Department of Natural Resources
Little Bay de Noc's fishery is gaining quite a reputation, even on a national scale. While initially thought of as strictly a walleye mecca, it's hosting of the Bassmaster Angler of the Year Championship in September 2014 has caused the conversation to start to change.
According to DNR fisheries research biologist Troy Zorn there are lots of different species to fish for on Little Bay de Noc, and he's got data to back up that claim.
"We conduct an annual fish community survey," he explained. "Perch are pretty good, walleye are pretty good, northern pike are pretty good, smallmouth bass are pretty good…you get the idea."
Most news surrounding Little Bay de Noc has always been about walleye - in fact in 2012 the DNR released a walleye management plan for the water, and in 2013, the department shared information about a long-term study to determine the contributions of hatchery-reared walleyes versus naturally-reproducing fish.
But following those management directions and the stocking evaluation the dialogue has shifted to recognize the fishery's diversity and what that means for anglers.
"We're still involved with local clubs to stock walleye, but there's so much more to Little Bay de Noc than that," said Zorn.
One of those things - as evidenced by the previously mentioned Bassmaster tournament - is smallmouth bass.

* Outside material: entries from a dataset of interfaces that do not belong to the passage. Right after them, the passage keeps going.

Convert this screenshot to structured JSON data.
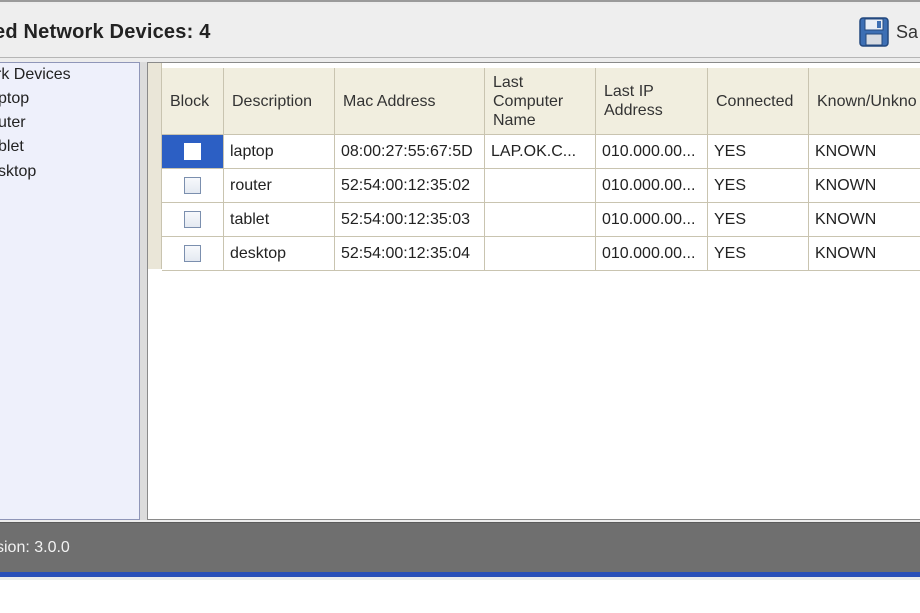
{
  "header": {
    "title": "ed Network Devices: 4",
    "save_label": "Sa"
  },
  "tree": {
    "items": [
      "rk Devices",
      "ptop",
      "uter",
      "blet",
      "sktop"
    ]
  },
  "table": {
    "columns": [
      "Block",
      "Description",
      "Mac Address",
      "Last\nComputer\nName",
      "Last IP\nAddress",
      "Connected",
      "Known/Unkno"
    ],
    "rows": [
      {
        "description": "laptop",
        "mac": "08:00:27:55:67:5D",
        "computer": "LAP.OK.C...",
        "ip": "010.000.00...",
        "connected": "YES",
        "known": "KNOWN",
        "selected": true
      },
      {
        "description": "router",
        "mac": "52:54:00:12:35:02",
        "computer": "",
        "ip": "010.000.00...",
        "connected": "YES",
        "known": "KNOWN",
        "selected": false
      },
      {
        "description": "tablet",
        "mac": "52:54:00:12:35:03",
        "computer": "",
        "ip": "010.000.00...",
        "connected": "YES",
        "known": "KNOWN",
        "selected": false
      },
      {
        "description": "desktop",
        "mac": "52:54:00:12:35:04",
        "computer": "",
        "ip": "010.000.00...",
        "connected": "YES",
        "known": "KNOWN",
        "selected": false
      }
    ]
  },
  "status": {
    "version_text": "sion: 3.0.0"
  },
  "colors": {
    "selection": "#2c5fc4",
    "statusbar": "#6f6f6f",
    "accent_line": "#2a4fb8"
  }
}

According to Darren Kramer, manager of the Northern Lake Michigan Unit for the DNR, gravel shoals off the mouth of various rivers that enter the north end of Little Bay de Noc (Days, Tacoosh, Rapid, Whitefish), allow anglers to concentrate on smallmouth bass, especially early in the fishing season. Meanwhile, deeper 12 to 18-foot flats (near Kipling, Hunter's and Saunders points) attract fish later in the summer.
Greg Sanville, a DNR creel clerk who surveys Little Bay de Noc, knows first-hand how much bass anglers have enjoyed fishing the area.

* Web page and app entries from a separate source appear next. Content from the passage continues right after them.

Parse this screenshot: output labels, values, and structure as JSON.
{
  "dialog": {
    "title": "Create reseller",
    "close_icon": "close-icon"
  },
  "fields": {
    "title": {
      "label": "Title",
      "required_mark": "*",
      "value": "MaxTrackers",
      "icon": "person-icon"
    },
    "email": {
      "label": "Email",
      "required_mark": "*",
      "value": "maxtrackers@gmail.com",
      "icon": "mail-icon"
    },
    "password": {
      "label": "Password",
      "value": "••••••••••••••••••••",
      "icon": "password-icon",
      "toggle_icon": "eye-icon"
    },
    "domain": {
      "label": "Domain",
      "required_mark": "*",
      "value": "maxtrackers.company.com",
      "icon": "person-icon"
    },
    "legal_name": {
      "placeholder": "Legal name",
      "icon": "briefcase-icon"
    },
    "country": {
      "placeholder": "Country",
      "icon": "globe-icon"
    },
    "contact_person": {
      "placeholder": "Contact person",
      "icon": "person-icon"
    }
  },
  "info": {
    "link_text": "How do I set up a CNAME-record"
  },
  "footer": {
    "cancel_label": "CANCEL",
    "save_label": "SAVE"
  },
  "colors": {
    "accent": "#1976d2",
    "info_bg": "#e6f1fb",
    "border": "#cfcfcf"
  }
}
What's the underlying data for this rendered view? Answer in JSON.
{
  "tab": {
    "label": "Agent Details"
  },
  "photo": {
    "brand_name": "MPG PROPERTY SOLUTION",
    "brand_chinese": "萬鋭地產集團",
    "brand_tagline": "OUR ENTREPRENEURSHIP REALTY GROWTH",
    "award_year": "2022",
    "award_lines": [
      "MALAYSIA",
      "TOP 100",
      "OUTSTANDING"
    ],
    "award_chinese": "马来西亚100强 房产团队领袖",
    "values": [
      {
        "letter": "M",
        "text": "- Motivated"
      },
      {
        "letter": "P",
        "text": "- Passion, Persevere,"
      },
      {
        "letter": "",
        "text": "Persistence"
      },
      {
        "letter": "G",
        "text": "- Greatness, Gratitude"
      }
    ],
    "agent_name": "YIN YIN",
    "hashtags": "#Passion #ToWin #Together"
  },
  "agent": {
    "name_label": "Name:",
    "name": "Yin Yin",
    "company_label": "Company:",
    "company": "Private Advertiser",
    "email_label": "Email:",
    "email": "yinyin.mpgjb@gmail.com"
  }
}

"The Ford River area is highly fished and the hottest spot on the bay in spring and early summer," he said. "Typically this is a spawning area and fish are being caught many miles up the river as well."
Other opportunities are coming courtesy of stocking as the DNR started stocking muskellunge in Little Bay de Noc with 5,000 fish in October 2014 that average a little over eight inches each. Troy Zorn estimates those fish would be approaching 20 inches now - and well on their way to providing great angling opportunities.
Zorn also shares that, based on recent survey data, northern pike fishing was especially hot in 2015, and yellow perch populations were holding on pretty well also.
"Anglers are also starting to see lake sturgeon that are being stocked by the department," Zorn said. "There were more than 1,000 lake sturgeon stocked in the Whitefish River, which empties directly into the northern end of Little Bay de Noc, in 2015."
With all of these opportunities available anglers should consider planning a trip to the U.P. to experience yet another destination that provides access to Michigan's world-class fisheries.